The Hardware You'll Need

The hardware required for Arduino is actually very minimal. All you need is an Arduino board, a computer with an internet connection, and some cables to connect the two. There are many different boards that come in all shapes and sizes, so make sure you know what you're looking for when buying your first Arduino.

The Software You'll Need

Before we get into the hardware, I want to talk about the software you'll need. There are three main options for beginners:

  • Arduino IDE

You can download the Arduino IDE for free here.
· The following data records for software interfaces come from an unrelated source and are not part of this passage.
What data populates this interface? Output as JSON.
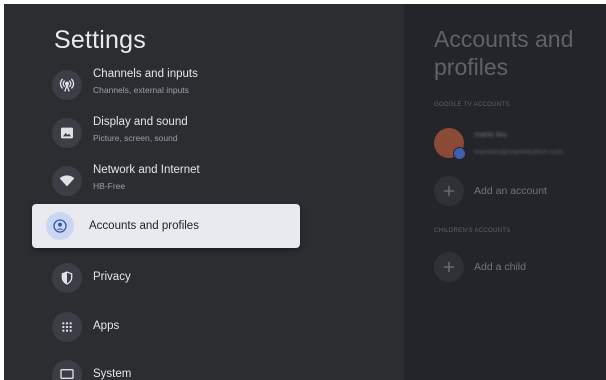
{
  "settings": {
    "title": "Settings",
    "items": [
      {
        "label": "Channels and inputs",
        "sub": "Channels, external inputs",
        "icon": "antenna-icon"
      },
      {
        "label": "Display and sound",
        "sub": "Picture, screen, sound",
        "icon": "display-icon"
      },
      {
        "label": "Network and Internet",
        "sub": "HB-Free",
        "icon": "wifi-icon"
      },
      {
        "label": "Accounts and profiles",
        "icon": "account-icon",
        "selected": true
      },
      {
        "label": "Privacy",
        "icon": "shield-icon"
      },
      {
        "label": "Apps",
        "icon": "apps-grid-icon"
      },
      {
        "label": "System",
        "icon": "monitor-icon"
      }
    ]
  },
  "detail": {
    "title": "Accounts and profiles",
    "google_tv_section": "GOOGLE TV ACCOUNTS",
    "account_name": "marie leu",
    "account_email": "marieleu@marieleutech.com",
    "add_account": "Add an account",
    "children_section": "CHILDREN'S ACCOUNTS",
    "add_child": "Add a child"
  },
  "colors": {
    "background": "#2b2d31",
    "panel": "#23252a",
    "selected_bg": "#e8eaef",
    "selected_icon_bg": "#c9d7f2"
  }
}
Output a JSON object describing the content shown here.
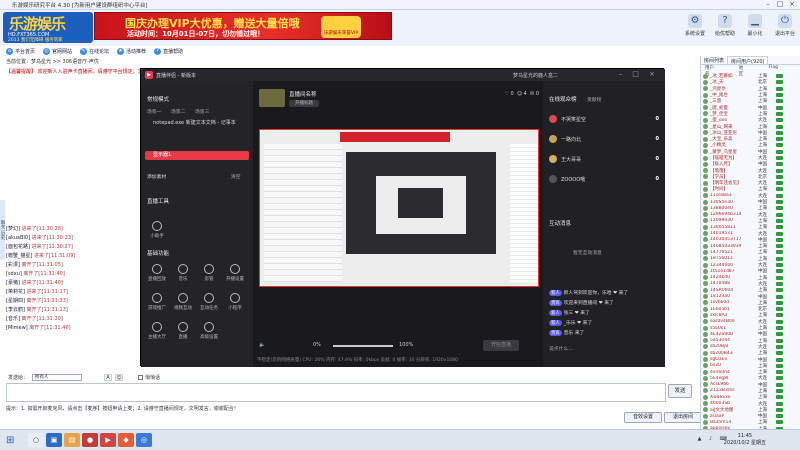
{
  "window": {
    "title": "乐游娱乐研究平台 4.30 [为新用户建设群组织中心平台]"
  },
  "logo": {
    "brand": "乐游娱乐",
    "url": "HD.FXT365.COM",
    "slogan": "2013 我们无障碍 服务到家"
  },
  "ad": {
    "headline": "国庆办理VIP大优惠，赠送大量倍哦",
    "subline": "活动时间：10月01日-07日，切勿错过哦！",
    "emblem": "乐游娱乐荣誉VIP"
  },
  "top_icons": [
    {
      "label": "系统设置",
      "icon": "gear-icon"
    },
    {
      "label": "给优帮助",
      "icon": "help-icon"
    },
    {
      "label": "最小化",
      "icon": "minimize-icon"
    },
    {
      "label": "退出平台",
      "icon": "exit-icon"
    }
  ],
  "toolbar": [
    {
      "label": "平台首页",
      "icon": "home-icon"
    },
    {
      "label": "官网网站",
      "icon": "web-icon"
    },
    {
      "label": "在线论坛",
      "icon": "forum-icon"
    },
    {
      "label": "活动推荐",
      "icon": "gift-icon"
    },
    {
      "label": "直播帮助",
      "icon": "help-icon"
    }
  ],
  "path": "当前位置：梦乌星光 >> 306语音厅-声优",
  "broadcast": "【温馨提醒】 欢迎新人入驻声卡直播间，请遵守平台规定，文明聊天，严禁发布广告信息及违规内容…",
  "side_tab": "聊天 历史",
  "chat": [
    {
      "user": "[梦幻]",
      "text": "进来了[11:30:28]"
    },
    {
      "user": "[akuaBI0]",
      "text": "进来了[11:30:23]"
    },
    {
      "user": "[面包花路]",
      "text": "进来了[11:30:27]"
    },
    {
      "user": "[螃蟹_猫星]",
      "text": "进来了[11:31:09]"
    },
    {
      "user": "[彩漫]",
      "text": "离开了[11:31:05]"
    },
    {
      "user": "[sdxu]",
      "text": "离开了[11:31:40]"
    },
    {
      "user": "[豪猪]",
      "text": "进来了[11:31:40]"
    },
    {
      "user": "[茉莉花]",
      "text": "进来了[11:31:17]"
    },
    {
      "user": "[星期四]",
      "text": "离开了[11:31:33]"
    },
    {
      "user": "[李云鹤]",
      "text": "离开了[11:31:13]"
    },
    {
      "user": "[音乐]",
      "text": "离开了[11:31:20]"
    },
    {
      "user": "[Mimew]",
      "text": "离开了[11:31:46]"
    }
  ],
  "input": {
    "target_label": "发送给：",
    "target_value": "所有人",
    "private_label": "悄悄话",
    "send_label": "发送"
  },
  "tip": "提示：1. 如需开启麦克风，请点击【麦序】按钮申请上麦；2. 请遵守直播间规定，文明发言，谢谢配合！",
  "bottom_buttons": [
    "音效设置",
    "退出房间"
  ],
  "right_panel": {
    "tabs": [
      "房间列表",
      "房间用户(920)"
    ],
    "headers": [
      "用户名",
      "地区",
      "Flag"
    ],
    "users": [
      {
        "name": "_冰_若慕如",
        "region": "上海"
      },
      {
        "name": "_冰_天",
        "region": "北京"
      },
      {
        "name": "_鸿星亭",
        "region": "上海"
      },
      {
        "name": "_中_尾台",
        "region": "上海"
      },
      {
        "name": "_三留",
        "region": "上海"
      },
      {
        "name": "_嗯_初夏",
        "region": "中国"
      },
      {
        "name": "_梦_佳宝",
        "region": "上海"
      },
      {
        "name": "_蛋_ooo",
        "region": "大连"
      },
      {
        "name": "_星山_网来",
        "region": "上海"
      },
      {
        "name": "_冰山_亚亚尼",
        "region": "中国"
      },
      {
        "name": "_大宝_乐高",
        "region": "上海"
      },
      {
        "name": "_小精灵",
        "region": "上海"
      },
      {
        "name": "_蒙梦_乌星星",
        "region": "中国"
      },
      {
        "name": "【喵喵无为】",
        "region": "大连"
      },
      {
        "name": "【级入月】",
        "region": "中国"
      },
      {
        "name": "【落落】",
        "region": "大连"
      },
      {
        "name": "【学员】",
        "region": "北京"
      },
      {
        "name": "【明年还会见】",
        "region": "大连"
      },
      {
        "name": "【时间】",
        "region": "上海"
      },
      {
        "name": "11ses8a3",
        "region": "大连"
      },
      {
        "name": "130S5e30",
        "region": "中国"
      },
      {
        "name": "13880040",
        "region": "上海"
      },
      {
        "name": "12966946314",
        "region": "大连"
      },
      {
        "name": "12099030",
        "region": "上海"
      },
      {
        "name": "130055811",
        "region": "上海"
      },
      {
        "name": "14019531",
        "region": "大连"
      },
      {
        "name": "14030453717",
        "region": "中国"
      },
      {
        "name": "14085033939",
        "region": "上海"
      },
      {
        "name": "14776521",
        "region": "上海"
      },
      {
        "name": "18T56011",
        "region": "上海"
      },
      {
        "name": "1Z34d000",
        "region": "大连"
      },
      {
        "name": "1t51e1d87",
        "region": "中国"
      },
      {
        "name": "14Z4kd0",
        "region": "上海"
      },
      {
        "name": "14T0488",
        "region": "大连"
      },
      {
        "name": "14SR0h04",
        "region": "上海"
      },
      {
        "name": "18123a0",
        "region": "中国"
      },
      {
        "name": "1sv6k0d",
        "region": "上海"
      },
      {
        "name": "1E6o5b1",
        "region": "北京"
      },
      {
        "name": "sxlc8A3",
        "region": "上海"
      },
      {
        "name": "sos0v4B00",
        "region": "大连"
      },
      {
        "name": "s5E0s1",
        "region": "上海"
      },
      {
        "name": "4E4Ze90B",
        "region": "中国"
      },
      {
        "name": "5a53044",
        "region": "上海"
      },
      {
        "name": "sb20Bj8",
        "region": "大连"
      },
      {
        "name": "sb200B43",
        "region": "上海"
      },
      {
        "name": "sgO3Ev",
        "region": "中国"
      },
      {
        "name": "6s20",
        "region": "上海"
      },
      {
        "name": "4xn60n4",
        "region": "上海"
      },
      {
        "name": "5E4ng8l",
        "region": "大连"
      },
      {
        "name": "AcsL9b6",
        "region": "中国"
      },
      {
        "name": "Z1Z3B3ms",
        "region": "上海"
      },
      {
        "name": "Xwa6Exo",
        "region": "上海"
      },
      {
        "name": "46003Sb",
        "region": "大连"
      },
      {
        "name": "aiJ文大地图",
        "region": "上海"
      },
      {
        "name": "zslaaP",
        "region": "中国"
      },
      {
        "name": "Bs35m14",
        "region": "上海"
      },
      {
        "name": "applysex",
        "region": "上海"
      }
    ]
  },
  "live": {
    "app_title": "直播伴侣 - 新版本",
    "anchor": "梦乌星光的鹿人盒二",
    "mode_title": "常规模式",
    "scenes_label": "场景一",
    "scene2_label": "场景二",
    "scene3_label": "场景三",
    "scenes": [
      "notepad.exe 新建文本文档 - 记事本",
      "显示器1"
    ],
    "add_material": "添加素材",
    "cleanup": "清空",
    "tools_title": "直播工具",
    "mic_label": "小助手",
    "features_title": "基础功能",
    "features": [
      "直播回放",
      "音乐",
      "房管",
      "开播设置",
      "游戏推广",
      "视频互动",
      "互动任务",
      "小程序",
      "主播大厅",
      "直播",
      "高级设置"
    ],
    "room_name": "直播间名称",
    "room_sub": "开播标题",
    "likes": "0",
    "fans": "4",
    "gifts": "0",
    "volume_left": "0%",
    "volume_right": "100%",
    "start_button": "开始直播",
    "status": "不稳定(您的网络质量)   CPU: 26%   内存: 47.9%   码率: 0kbps   丢帧: 0   帧率: 30   分辨率: 1920x1080",
    "online_title": "在线观众榜",
    "online_tab2": "贡献榜",
    "viewers": [
      {
        "name": "不哭笑星空",
        "count": "0",
        "color": "#e04a4a"
      },
      {
        "name": "一路向北",
        "count": "0",
        "color": "#c9a057"
      },
      {
        "name": "王大哥哥",
        "count": "0",
        "color": "#d4b05a"
      },
      {
        "name": "ZOOOO哦",
        "count": "0",
        "color": "#555"
      }
    ],
    "chat_title": "互动消息",
    "chat_empty": "暂无互动消息",
    "messages": [
      {
        "badge": "新人",
        "text": "新人驾到欢迎你，乐哈 ❤ 来了"
      },
      {
        "badge": "贵宾",
        "text": "欢迎来到直播间 ❤ 来了"
      },
      {
        "badge": "新人",
        "text": "张三 ❤ 来了"
      },
      {
        "badge": "新人",
        "text": "_乐乐 ❤ 来了"
      },
      {
        "badge": "贵宾",
        "text": "音乐 来了"
      }
    ],
    "chat_placeholder": "说点什么..."
  },
  "taskbar": {
    "time": "11:45",
    "date": "2020/10/2 星期五"
  }
}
You'll use it to write and upload code onto your board.

  • Microsoft Visual Studio

Microsoft offers a free version of Visual Studio Code that includes support for Arduino called 'Arduino extension'. You can download it from this page.

  • Atmel Studio 7 (recommended)

Atmel Studio is a powerful tool for programming an Atmel-based chip like an ATmega or an ATtiny but because of its complexity, it's not recommended for beginners. It does come with an excellent tutorial that walks you through how to program in C language on a microcontroller so if you're looking to understand what's going on behind the scenes and don't mind getting your hands dirty, then this is worth considering.

Arduino Projects for Beginners

1) Connecting a button to the Arduino board

2) Blinking LEDs and writing a simple code for it

3) Reading data from a sensor

4) Creating a 7 segment display to show numbers from 0 to 9

5) Building a digital clock (a watch face)

6) Creating an alarm system with an LDR

7) Controlling an RGB LED light strip

8) Turning on and off a lamp remotely with another Arduino board or computer